General Principles

The aboriginal factor must be taken into account at sentencing

Absent express informed waiver, counsel has a duty to present the unique circumstances of an aboriginal offender on sentencing: R v Radcliffe, 2017 ONCA 176 at paras 54

 

A sentencing judge is obliged, under s. 718.2(e) of the Criminal Code, to consider the unique circumstances of Aboriginal offenders, and it is an error for a sentencing judge to fail to factor into a sentencing decision the accused’s Aboriginal status: R v Van Every, 2016 ONCA 87 at para 87; Radcliffe at para 56; R v Kreko 2016 ONCA 367 at para 27

 

Systemic and background factors may bear on the culpability of the offender, to the extent they illuminate the offender's level of moral blameworthiness: Radcliffe at paras 52-53

 

However, it is an error of law to require a causal connection between aboriginal status and the offences committed: R v Kreko, 2016 ONCA 367 at paras 20-23​. Instead, aboriginal factors must be tied to the particular offender and offence(s) in that they must bear on his or her culpability or indicate which types of sanctions may be appropriate in order to effectively achieve the objectives of sentencing

 

Crafting a fit sentence​

Judges must craft sentences that are meaningful to Aboriginal people by emphasizing the use of principles of restorative justice and restraint: Van Every at para 88; Radcliffe at para 52

The trial judge need not particularize how the information of disadvantage was precisely factored into his analysis. The trial judge has no obligation to quantify the effect of each factor: Van Every at para 99

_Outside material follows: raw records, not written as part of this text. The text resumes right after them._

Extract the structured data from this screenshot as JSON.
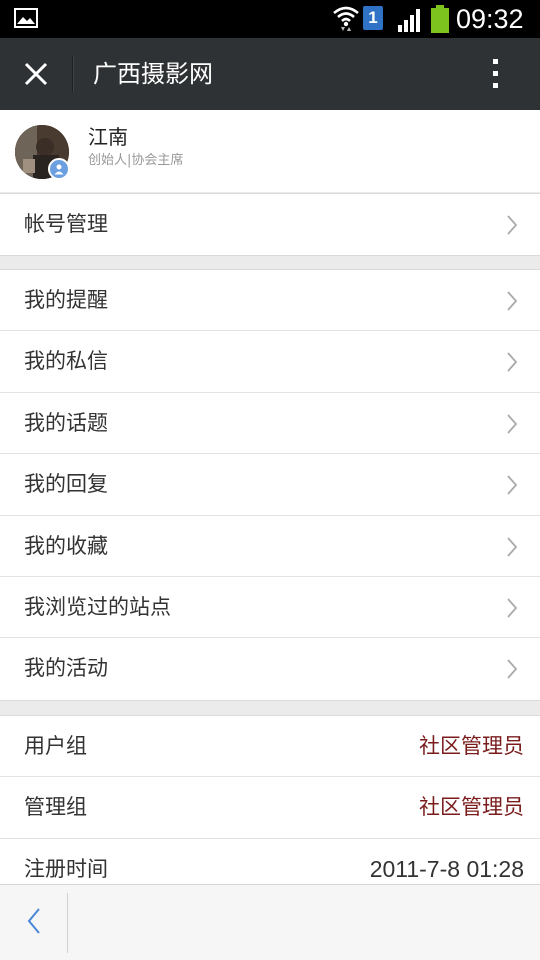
{
  "status_bar": {
    "time": "09:32",
    "sim_number": "1",
    "icons": [
      "gallery-icon",
      "wifi-icon",
      "signal-icon",
      "battery-icon"
    ],
    "battery_color": "#7dc41e"
  },
  "header": {
    "title": "广西摄影网",
    "close_icon": "close-icon",
    "more_icon": "more-vertical-icon",
    "background": "#2f3234"
  },
  "profile": {
    "name": "江南",
    "role": "创始人|协会主席"
  },
  "account_section": {
    "items": [
      {
        "label": "帐号管理"
      }
    ]
  },
  "menu_section": {
    "items": [
      {
        "label": "我的提醒"
      },
      {
        "label": "我的私信"
      },
      {
        "label": "我的话题"
      },
      {
        "label": "我的回复"
      },
      {
        "label": "我的收藏"
      },
      {
        "label": "我浏览过的站点"
      },
      {
        "label": "我的活动"
      }
    ]
  },
  "info_section": {
    "items": [
      {
        "label": "用户组",
        "value": "社区管理员"
      },
      {
        "label": "管理组",
        "value": "社区管理员"
      },
      {
        "label": "注册时间",
        "value": "2011-7-8 01:28"
      }
    ],
    "accent_color": "#7a1c1c"
  },
  "bottom_bar": {
    "back_icon": "chevron-left-icon",
    "icon_color": "#4a86d8"
  }
}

The "aboriginal factor" does not necessarily justify a different sentence for Aboriginal offenders. It provides the necessary context for understanding and evaluating the offender and the circumstances of the case.  It is only where the unique circumstances of an offender bear on culpability, or indicate which sentencing objective can and should be actualized, that they will influence the ultimate sentence: Radcliffe at para 54-55
 

While the Gladue factors apply to all offences, even the gravest of offences, the more violent and serious the offence the more likely it is that the terms of imprisonment for aboriginals and non-aboriginals will be close to each other or the same: Van Every at para 88

Dangerous Offenders and Post-sentencing considerations

 

Dangerous Offender Applications 

In the context of dangerous offender applications, aboriginal characteristics that make an offender "less blameworthy" generally have little impact.

 

However, where Gladue factors serve to establish the existence and availability of alternative Aboriginal-focused means aimed at addressing the environmental, psychological or other circumstances which aggravate the risk of re-offence posed by the Aboriginal offender, a sentencing judge must make reference to them. That being said, the failure to consider Aboriginal circumstances may be overcome by evidence regarding risk of re-offence and the absence of any reasonable possibility of eventually controlling that risk in the community: Radcliffe, at paras 57, 59.

Sometimes, the long-standing problems of a person declared a dangerous offender simply cannot be adequately ameliorated, the risk of re-offence reduced to an acceptable level, by Aboriginal programs or facilities alone.

Parole Eligibility 

Section 718.2(e) and the principles enunciated in R. v. Gladue, [1999] 1 S.C.R. 688, apply to decisions on parole eligibility: Van Every at para 87